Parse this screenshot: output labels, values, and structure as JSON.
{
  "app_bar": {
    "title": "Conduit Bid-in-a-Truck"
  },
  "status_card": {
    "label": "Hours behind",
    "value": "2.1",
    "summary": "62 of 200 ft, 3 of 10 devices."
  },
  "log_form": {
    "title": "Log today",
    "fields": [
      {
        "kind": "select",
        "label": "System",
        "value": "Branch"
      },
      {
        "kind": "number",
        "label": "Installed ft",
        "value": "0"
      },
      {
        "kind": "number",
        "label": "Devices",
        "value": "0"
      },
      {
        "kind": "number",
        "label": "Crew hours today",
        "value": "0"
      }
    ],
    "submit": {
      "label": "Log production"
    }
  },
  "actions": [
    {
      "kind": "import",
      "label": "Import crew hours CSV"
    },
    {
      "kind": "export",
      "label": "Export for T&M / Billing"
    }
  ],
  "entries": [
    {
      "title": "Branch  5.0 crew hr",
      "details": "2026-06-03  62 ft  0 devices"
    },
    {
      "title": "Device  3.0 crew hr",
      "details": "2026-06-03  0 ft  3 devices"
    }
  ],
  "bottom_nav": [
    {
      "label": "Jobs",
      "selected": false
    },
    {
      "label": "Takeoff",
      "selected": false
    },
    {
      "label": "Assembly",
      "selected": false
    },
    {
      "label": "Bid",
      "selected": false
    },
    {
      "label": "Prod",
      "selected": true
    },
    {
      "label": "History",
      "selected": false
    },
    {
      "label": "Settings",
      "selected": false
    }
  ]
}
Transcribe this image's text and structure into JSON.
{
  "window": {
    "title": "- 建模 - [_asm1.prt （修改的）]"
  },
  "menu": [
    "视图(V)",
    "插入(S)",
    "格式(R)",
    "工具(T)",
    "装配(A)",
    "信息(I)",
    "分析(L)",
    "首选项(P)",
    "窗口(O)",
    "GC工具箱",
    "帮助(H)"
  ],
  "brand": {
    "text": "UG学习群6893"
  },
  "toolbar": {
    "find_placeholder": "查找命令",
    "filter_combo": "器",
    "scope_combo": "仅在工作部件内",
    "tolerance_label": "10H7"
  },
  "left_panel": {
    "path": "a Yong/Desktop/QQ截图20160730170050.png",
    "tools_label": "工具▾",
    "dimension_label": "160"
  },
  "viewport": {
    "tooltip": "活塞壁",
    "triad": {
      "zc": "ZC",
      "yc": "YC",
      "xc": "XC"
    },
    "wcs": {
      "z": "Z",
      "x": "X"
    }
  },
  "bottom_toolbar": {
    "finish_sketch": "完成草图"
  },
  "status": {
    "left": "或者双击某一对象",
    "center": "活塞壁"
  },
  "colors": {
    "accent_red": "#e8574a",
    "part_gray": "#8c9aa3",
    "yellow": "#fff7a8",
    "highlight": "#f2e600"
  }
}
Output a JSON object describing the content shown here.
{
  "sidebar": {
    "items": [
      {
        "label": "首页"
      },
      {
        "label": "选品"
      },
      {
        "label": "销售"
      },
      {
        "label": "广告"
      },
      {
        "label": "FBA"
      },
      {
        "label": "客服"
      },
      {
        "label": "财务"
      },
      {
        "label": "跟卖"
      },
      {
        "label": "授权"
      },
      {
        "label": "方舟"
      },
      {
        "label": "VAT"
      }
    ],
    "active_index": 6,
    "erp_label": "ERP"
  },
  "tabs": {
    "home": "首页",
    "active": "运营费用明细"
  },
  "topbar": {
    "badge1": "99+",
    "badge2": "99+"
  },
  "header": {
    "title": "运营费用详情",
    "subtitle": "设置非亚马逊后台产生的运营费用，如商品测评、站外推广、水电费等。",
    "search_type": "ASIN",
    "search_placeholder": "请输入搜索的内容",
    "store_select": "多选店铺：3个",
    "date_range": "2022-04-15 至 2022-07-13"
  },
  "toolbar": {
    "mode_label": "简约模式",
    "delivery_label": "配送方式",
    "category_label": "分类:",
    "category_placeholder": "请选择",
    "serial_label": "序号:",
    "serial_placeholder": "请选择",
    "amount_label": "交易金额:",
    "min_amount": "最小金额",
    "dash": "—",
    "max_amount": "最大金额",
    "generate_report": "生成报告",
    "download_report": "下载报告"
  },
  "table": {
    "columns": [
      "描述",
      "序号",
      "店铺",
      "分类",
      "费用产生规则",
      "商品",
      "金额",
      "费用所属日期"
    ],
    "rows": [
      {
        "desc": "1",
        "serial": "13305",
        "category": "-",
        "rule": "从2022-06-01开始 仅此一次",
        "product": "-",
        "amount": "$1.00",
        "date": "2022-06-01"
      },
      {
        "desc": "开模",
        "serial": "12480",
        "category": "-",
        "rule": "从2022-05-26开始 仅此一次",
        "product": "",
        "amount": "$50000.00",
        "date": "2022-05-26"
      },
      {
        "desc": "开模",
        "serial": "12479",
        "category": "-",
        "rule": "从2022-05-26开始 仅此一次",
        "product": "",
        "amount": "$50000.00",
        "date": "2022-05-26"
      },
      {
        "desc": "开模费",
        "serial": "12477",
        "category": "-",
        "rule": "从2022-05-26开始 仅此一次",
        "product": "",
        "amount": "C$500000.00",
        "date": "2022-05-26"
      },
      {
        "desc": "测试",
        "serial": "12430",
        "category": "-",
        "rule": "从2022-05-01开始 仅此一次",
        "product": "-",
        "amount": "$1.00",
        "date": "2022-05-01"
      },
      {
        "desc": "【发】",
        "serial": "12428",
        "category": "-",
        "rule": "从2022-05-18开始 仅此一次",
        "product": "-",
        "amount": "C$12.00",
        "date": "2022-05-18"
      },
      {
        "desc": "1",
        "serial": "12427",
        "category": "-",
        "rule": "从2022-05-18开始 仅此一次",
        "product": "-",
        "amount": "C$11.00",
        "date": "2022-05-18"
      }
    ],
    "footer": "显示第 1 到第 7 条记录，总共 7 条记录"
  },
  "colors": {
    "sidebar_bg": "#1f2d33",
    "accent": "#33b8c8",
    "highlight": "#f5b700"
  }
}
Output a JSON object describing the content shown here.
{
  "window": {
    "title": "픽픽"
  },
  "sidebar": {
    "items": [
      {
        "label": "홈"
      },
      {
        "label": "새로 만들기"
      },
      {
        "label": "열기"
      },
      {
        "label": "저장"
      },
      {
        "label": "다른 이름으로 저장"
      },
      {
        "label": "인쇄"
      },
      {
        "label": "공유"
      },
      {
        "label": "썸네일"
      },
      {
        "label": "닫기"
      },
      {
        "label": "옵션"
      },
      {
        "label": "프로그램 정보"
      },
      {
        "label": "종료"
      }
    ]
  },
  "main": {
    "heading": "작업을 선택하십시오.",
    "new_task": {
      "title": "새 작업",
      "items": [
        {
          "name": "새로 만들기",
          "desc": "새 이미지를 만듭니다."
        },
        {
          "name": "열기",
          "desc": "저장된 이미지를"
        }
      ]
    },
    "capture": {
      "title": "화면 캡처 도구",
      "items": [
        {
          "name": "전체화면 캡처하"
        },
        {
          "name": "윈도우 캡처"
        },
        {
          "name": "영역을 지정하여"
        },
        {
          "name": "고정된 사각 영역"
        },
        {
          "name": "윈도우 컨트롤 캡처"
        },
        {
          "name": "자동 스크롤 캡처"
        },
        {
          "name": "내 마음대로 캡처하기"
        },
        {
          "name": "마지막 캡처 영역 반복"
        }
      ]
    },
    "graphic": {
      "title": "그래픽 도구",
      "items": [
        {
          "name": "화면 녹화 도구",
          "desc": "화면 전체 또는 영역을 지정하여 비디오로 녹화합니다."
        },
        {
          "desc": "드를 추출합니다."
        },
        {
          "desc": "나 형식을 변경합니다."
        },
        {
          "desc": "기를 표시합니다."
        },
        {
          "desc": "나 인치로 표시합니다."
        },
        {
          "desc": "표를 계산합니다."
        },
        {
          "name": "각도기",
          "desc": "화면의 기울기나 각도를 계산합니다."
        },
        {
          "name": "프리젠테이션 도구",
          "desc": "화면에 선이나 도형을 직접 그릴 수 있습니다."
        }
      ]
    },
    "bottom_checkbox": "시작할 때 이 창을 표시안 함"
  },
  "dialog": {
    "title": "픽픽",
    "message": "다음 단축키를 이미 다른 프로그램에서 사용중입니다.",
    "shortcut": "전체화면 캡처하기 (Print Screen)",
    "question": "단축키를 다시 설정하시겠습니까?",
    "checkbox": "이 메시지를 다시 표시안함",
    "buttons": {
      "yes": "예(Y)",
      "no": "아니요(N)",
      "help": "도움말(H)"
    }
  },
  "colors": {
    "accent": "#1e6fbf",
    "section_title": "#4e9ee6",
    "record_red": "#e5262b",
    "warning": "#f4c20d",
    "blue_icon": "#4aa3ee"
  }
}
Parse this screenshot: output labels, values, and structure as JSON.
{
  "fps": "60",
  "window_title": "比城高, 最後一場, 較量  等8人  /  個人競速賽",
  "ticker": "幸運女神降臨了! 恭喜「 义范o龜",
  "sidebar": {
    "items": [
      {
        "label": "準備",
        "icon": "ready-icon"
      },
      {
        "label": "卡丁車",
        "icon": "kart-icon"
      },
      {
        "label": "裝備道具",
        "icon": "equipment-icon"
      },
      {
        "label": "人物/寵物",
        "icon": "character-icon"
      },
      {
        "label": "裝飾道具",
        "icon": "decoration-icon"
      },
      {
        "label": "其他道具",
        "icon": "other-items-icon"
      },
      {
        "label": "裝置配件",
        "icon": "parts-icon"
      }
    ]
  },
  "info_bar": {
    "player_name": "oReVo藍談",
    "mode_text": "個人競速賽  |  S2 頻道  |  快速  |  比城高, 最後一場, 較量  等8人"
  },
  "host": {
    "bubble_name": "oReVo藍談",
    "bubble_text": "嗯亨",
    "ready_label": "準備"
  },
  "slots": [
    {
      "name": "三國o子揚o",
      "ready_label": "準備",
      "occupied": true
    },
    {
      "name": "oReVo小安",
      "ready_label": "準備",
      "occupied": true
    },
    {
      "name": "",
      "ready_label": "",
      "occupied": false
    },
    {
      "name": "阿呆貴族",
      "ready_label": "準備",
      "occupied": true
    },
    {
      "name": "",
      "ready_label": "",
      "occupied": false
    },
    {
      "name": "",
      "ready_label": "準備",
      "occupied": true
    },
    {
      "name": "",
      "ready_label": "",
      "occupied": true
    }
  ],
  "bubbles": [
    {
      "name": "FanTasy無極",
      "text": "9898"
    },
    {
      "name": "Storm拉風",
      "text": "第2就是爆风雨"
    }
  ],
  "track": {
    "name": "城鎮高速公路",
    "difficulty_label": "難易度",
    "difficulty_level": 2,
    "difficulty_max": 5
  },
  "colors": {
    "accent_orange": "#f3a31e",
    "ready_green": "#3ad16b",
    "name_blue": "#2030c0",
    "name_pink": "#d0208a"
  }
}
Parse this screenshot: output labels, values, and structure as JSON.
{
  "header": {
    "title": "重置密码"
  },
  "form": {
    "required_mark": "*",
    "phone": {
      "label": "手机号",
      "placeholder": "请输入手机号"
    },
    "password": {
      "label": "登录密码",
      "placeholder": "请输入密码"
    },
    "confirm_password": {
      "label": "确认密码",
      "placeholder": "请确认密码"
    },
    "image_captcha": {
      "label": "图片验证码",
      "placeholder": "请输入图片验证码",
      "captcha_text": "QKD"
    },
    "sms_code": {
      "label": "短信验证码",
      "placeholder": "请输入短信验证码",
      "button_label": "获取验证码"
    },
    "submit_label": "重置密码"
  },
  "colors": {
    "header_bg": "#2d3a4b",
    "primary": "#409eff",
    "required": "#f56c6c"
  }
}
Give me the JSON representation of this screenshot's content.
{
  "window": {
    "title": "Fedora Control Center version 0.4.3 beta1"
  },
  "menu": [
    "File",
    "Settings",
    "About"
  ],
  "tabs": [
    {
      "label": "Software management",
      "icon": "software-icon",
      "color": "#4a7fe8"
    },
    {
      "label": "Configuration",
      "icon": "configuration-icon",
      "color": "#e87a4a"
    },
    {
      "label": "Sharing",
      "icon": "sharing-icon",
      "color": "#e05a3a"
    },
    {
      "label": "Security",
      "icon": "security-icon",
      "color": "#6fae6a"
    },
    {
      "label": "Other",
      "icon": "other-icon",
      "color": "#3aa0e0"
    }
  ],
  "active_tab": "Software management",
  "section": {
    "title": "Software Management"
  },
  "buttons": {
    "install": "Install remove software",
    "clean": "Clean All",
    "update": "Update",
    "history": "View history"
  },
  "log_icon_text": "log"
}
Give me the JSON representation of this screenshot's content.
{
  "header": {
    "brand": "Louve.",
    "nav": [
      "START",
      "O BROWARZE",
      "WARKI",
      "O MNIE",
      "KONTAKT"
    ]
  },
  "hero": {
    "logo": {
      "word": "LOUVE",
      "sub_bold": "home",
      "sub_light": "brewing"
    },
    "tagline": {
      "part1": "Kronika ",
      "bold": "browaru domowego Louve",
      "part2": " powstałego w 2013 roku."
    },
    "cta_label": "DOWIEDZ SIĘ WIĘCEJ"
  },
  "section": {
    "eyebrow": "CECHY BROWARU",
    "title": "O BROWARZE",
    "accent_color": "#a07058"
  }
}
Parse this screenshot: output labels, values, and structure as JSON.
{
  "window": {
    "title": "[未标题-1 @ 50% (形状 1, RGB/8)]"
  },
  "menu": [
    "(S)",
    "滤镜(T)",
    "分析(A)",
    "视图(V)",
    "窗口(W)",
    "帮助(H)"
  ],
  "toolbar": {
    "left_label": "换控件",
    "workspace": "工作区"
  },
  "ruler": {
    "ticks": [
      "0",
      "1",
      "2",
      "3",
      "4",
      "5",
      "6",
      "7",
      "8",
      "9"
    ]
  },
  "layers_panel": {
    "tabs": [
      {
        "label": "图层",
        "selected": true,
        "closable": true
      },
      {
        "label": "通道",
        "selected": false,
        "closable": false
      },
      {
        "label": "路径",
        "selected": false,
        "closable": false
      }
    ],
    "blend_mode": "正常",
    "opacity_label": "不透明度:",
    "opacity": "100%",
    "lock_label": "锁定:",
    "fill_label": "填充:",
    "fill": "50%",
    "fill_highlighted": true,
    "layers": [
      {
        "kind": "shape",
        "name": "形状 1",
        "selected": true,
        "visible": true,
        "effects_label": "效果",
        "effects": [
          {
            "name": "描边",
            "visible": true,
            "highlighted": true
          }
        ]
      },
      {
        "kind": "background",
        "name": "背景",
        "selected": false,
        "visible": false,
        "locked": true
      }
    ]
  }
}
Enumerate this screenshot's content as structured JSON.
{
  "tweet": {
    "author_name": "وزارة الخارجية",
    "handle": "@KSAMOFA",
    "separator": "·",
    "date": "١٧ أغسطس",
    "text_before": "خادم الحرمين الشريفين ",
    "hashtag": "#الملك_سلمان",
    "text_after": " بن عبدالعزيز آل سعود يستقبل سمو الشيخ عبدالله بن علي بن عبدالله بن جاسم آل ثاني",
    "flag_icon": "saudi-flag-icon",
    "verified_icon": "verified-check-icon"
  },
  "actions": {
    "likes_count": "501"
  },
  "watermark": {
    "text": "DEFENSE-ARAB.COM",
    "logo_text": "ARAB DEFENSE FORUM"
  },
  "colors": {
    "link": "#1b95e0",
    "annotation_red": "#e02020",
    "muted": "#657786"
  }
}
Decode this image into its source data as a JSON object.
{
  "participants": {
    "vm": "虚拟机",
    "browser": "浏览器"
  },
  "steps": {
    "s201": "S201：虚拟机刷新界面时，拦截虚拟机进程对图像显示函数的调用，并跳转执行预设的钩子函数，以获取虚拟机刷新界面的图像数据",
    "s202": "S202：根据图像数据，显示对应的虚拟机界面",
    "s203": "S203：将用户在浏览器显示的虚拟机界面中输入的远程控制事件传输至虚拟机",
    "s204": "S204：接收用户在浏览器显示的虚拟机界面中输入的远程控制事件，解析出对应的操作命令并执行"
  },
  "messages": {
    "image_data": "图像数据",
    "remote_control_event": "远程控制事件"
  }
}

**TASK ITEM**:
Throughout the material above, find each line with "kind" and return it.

**TASK ANSWER**:
        "kind": "select",
        "kind": "number",
        "kind": "number",
        "kind": "number",
      "kind": "import",
      "kind": "export",
        "kind": "shape",
        "kind": "background",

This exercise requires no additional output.